*** Opening MATERIAL TO PROCESS ***

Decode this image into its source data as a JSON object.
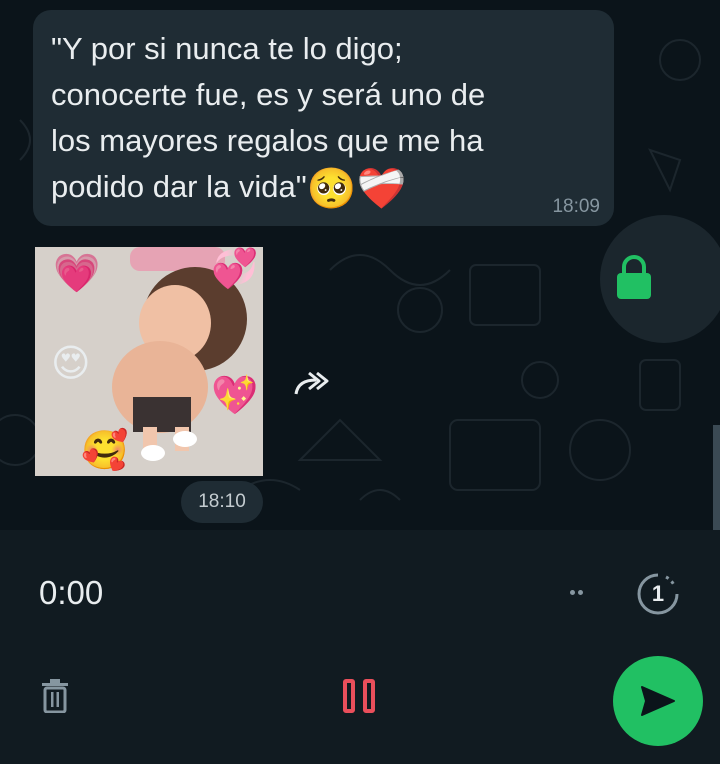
{
  "chat": {
    "message": {
      "text": "\"Y por si nunca te lo digo;\nconocerte fue, es y será uno de\nlos mayores regalos que me ha\npodido dar la vida\"",
      "emojis": [
        "🥺",
        "❤️‍🩹"
      ],
      "time": "18:09"
    },
    "photo": {
      "time": "18:10",
      "stickers": [
        "💗",
        "💞",
        "😍",
        "💖",
        "🥰"
      ]
    },
    "icons": {
      "forward": "forward-icon",
      "lock": "lock-icon"
    }
  },
  "recorder": {
    "timer": "0:00",
    "view_once_label": "1",
    "icons": {
      "delete": "trash-icon",
      "pause": "pause-icon",
      "send": "send-icon",
      "view_once": "view-once-icon"
    }
  },
  "colors": {
    "background": "#0b141a",
    "bubble": "#1f2c34",
    "accent_green": "#21c063",
    "pause_red": "#ea4f5b",
    "secondary_text": "#8696a0"
  }
}
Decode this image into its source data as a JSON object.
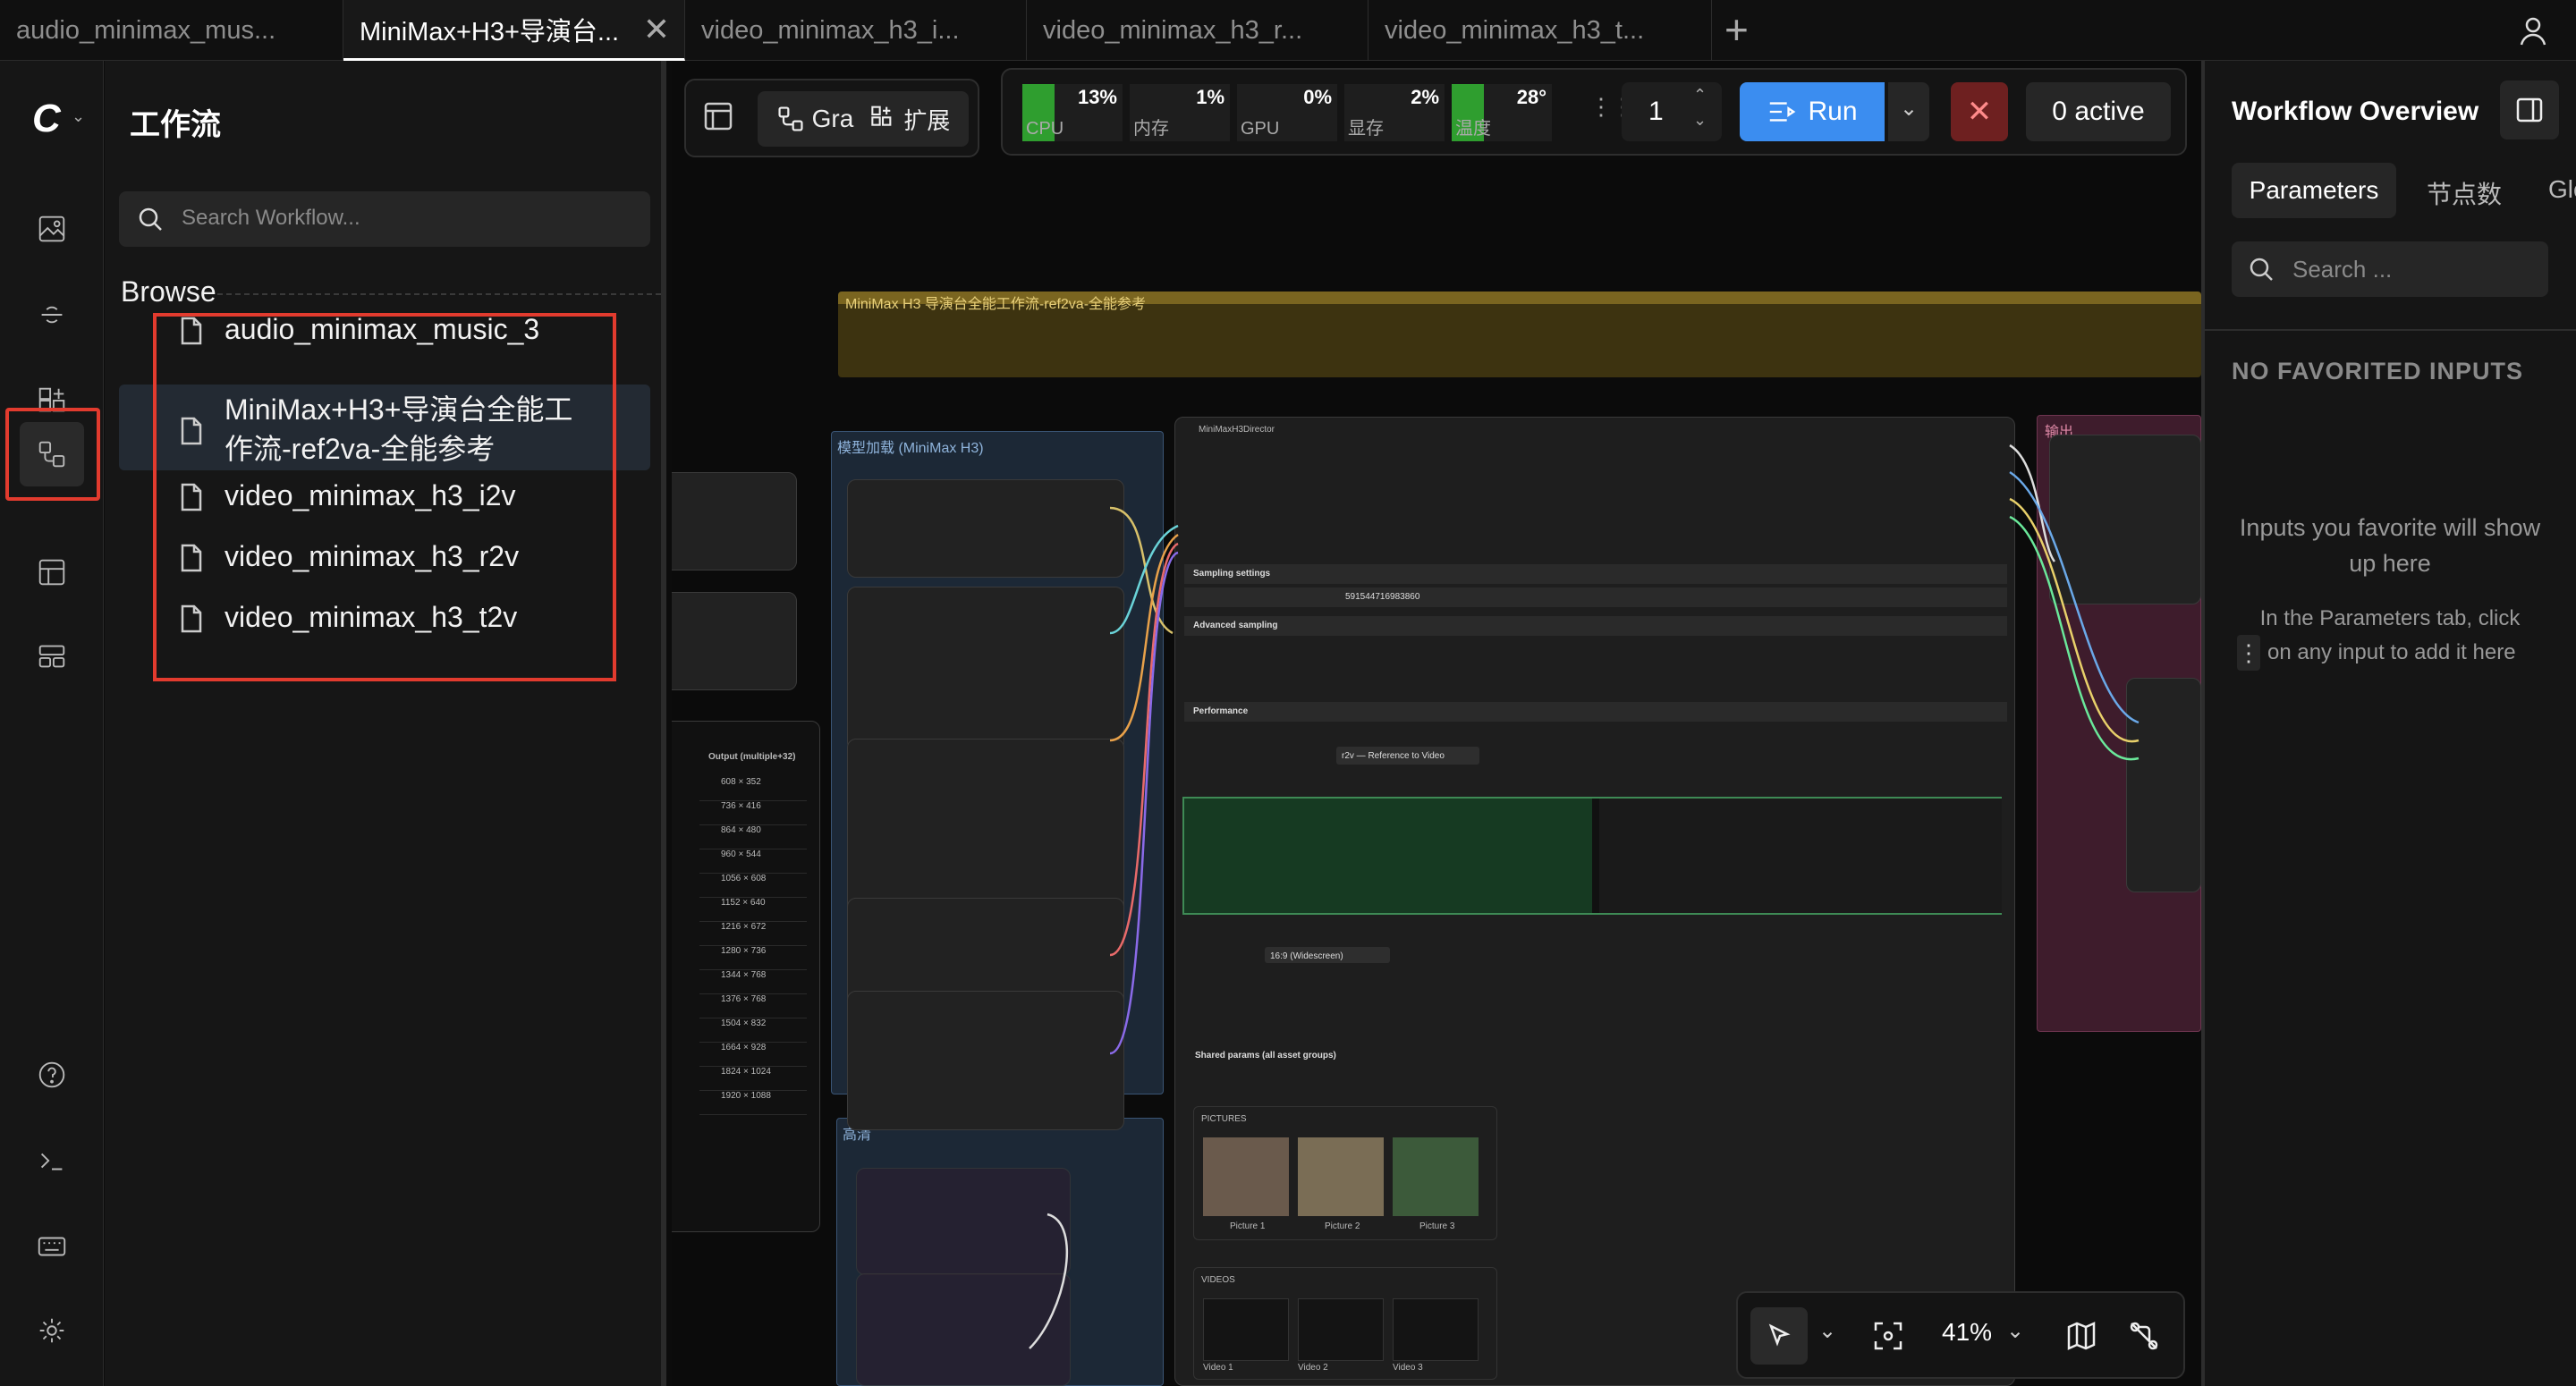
{
  "tabs": [
    {
      "label": "audio_minimax_mus...",
      "active": false
    },
    {
      "label": "MiniMax+H3+导演台...",
      "active": true
    },
    {
      "label": "video_minimax_h3_i...",
      "active": false
    },
    {
      "label": "video_minimax_h3_r...",
      "active": false
    },
    {
      "label": "video_minimax_h3_t...",
      "active": false
    }
  ],
  "tab_close": "✕",
  "new_tab": "+",
  "sidebar": {
    "title": "工作流",
    "search_placeholder": "Search Workflow...",
    "section": "Browse",
    "items": [
      {
        "label": "audio_minimax_music_3"
      },
      {
        "label": "MiniMax+H3+导演台全能工作流-ref2va-全能参考",
        "selected": true
      },
      {
        "label": "video_minimax_h3_i2v"
      },
      {
        "label": "video_minimax_h3_r2v"
      },
      {
        "label": "video_minimax_h3_t2v"
      }
    ]
  },
  "toolbar": {
    "graph_label": "Gra",
    "extend_label": "扩展",
    "stats": [
      {
        "value": "13%",
        "label": "CPU",
        "fill": 0.13
      },
      {
        "value": "1%",
        "label": "内存",
        "fill": 0.01
      },
      {
        "value": "0%",
        "label": "GPU",
        "fill": 0.0
      },
      {
        "value": "2%",
        "label": "显存",
        "fill": 0.02
      },
      {
        "value": "28°",
        "label": "温度",
        "fill": 0.28
      }
    ],
    "queue_count": "1",
    "run_label": "Run",
    "active_label": "0 active"
  },
  "canvas": {
    "top_group_title": "MiniMax H3 导演台全能工作流-ref2va-全能参考",
    "model_group_title": "模型加载 (MiniMax H3)",
    "hd_group_title": "高清",
    "output_group_title": "输出",
    "director_node_title": "MiniMaxH3Director",
    "zoom": "41%",
    "sampling_settings": "Sampling settings",
    "advanced_sampling": "Advanced sampling",
    "performance": "Performance",
    "seed": "591544716983860",
    "resolution": "16:9 (Widescreen)",
    "shared_params": "Shared params (all asset groups)",
    "pictures_label": "PICTURES",
    "videos_label": "VIDEOS",
    "picture_names": [
      "Picture 1",
      "Picture 2",
      "Picture 3"
    ],
    "video_names": [
      "Video 1",
      "Video 2",
      "Video 3"
    ],
    "mode_select": "r2v — Reference to Video",
    "left_node_label": "Output (multiple+32)",
    "res_list": [
      "608 × 352",
      "736 × 416",
      "864 × 480",
      "960 × 544",
      "1056 × 608",
      "1152 × 640",
      "1216 × 672",
      "1280 × 736",
      "1344 × 768",
      "1376 × 768",
      "1504 × 832",
      "1664 × 928",
      "1824 × 1024",
      "1920 × 1088"
    ]
  },
  "right_panel": {
    "title": "Workflow Overview",
    "tabs": [
      "Parameters",
      "节点数",
      "Glo"
    ],
    "search_placeholder": "Search ...",
    "empty_title": "NO FAVORITED INPUTS",
    "empty_line1": "Inputs you favorite will show up here",
    "empty_line2a": "In the Parameters tab, click",
    "empty_line2b": "on any input to add it here"
  },
  "colors": {
    "accent_blue": "#3b8df0",
    "highlight_red": "#e23b2e",
    "stop_red": "#6e2020",
    "group_yellow": "#4a3d10",
    "group_blue": "#1d2b3a",
    "group_magenta": "#4a1f33"
  }
}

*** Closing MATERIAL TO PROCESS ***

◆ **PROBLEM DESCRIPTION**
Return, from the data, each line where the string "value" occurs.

◆ **EXERCISE SOLUTION**
        "value": "13%",
        "value": "1%",
        "value": "0%",
        "value": "2%",
        "value": "28°",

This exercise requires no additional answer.